These scriptures bear at least two important tenets for our discussion. First, the Word (Christ Jesus) became one of us in order to explain the Godhead. The Father used the Word’s incarnation as the method of revealing Himself, Himself as three persons that make up One God. In John 14:9-10 Jesus states; “He who has seen Me has seen the Father; how do you say, ‘Show us the Father’? Do you not believe that I am in the Father, and the Father is in Me?” He showed us, in Christ, that there is interrelation within the Trinity that cooperates in all things for the sake of the will of the Father.

Secondly, within these three verses are two references to the cooperative characteristics of grace and truth. We will speak more of these later in our discussions but let it suffice now to suggest that “grace” and “truth” serve as the scriptural basis for the qualities of “openness” and “limit” within an interrelational understanding of the Body of Christ. If Christ is full of “grace” and “truth” (in order that He might explain the Father), and we are to represent Him properly, then we must also be characterized by both. Jesus’ words in John 5:30 further explain this quality; “I can do nothing on My own initiative.

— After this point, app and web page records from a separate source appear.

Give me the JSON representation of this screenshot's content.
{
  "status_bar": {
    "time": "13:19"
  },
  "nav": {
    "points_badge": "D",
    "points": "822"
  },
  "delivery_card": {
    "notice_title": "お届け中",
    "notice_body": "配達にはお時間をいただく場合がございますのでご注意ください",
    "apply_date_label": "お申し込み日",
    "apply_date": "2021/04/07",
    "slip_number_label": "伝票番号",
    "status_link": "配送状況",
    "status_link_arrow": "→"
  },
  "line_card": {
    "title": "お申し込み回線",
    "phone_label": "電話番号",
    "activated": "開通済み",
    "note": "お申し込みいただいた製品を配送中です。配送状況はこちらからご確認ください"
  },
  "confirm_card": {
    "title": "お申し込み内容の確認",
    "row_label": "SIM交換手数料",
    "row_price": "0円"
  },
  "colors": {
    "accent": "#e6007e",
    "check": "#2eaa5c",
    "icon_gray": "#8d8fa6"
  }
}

As I hear, I judge; and My judgment is just, because I do not seek My own will, but the will of Him who sent Me.”

The Father and Son are interrelated to an extent that is impossible for us to fully define and in such a way that we are inherently incapable of reproducing. But, we can represent the image of this relation by serving as an interrelated body. John reports Jesus as proposing this very concept on several occasions.

John 10:30 “I and the Father are one.”

John 17:11 “I am no longer in the world; and yet they themselves are in the world, and I come to You Holy Father, keep them in Your name, the name which You have given Me, that they may be one even as We are.”

John 17:22-23 “The glory which You have given Me I have given to them, that they may be one, just as We are one; I in them and You in Me, that they may be perfected in unity, so that the world may know that You sent Me, and loved them, even as You have loved Me.”

We observe, even from these few passages, that Christ desires for us to live in unity not just for the sake of a peaceful existence among Christians but more importantly so that we might represent the relationship that the Son has with the Father. Although I do not agree with every bit of Stanley Grenz’ ethics, he still does a wonderful job in reminding readers that God has revealed Himself to us as a Holy Trinity and wants us to worship and reflect Him as such (See The Social God and Relational Self). Our view of the Body, and thus of the Church, should begin with our understanding of the Head of the Body, Christ Jesus, and the characteristics of His relationship with the Father and Spirit. Give me your thoughts on how viewing such a relationship as the foundation of our ecclesiastical structures might change the way we formulate our local congregations.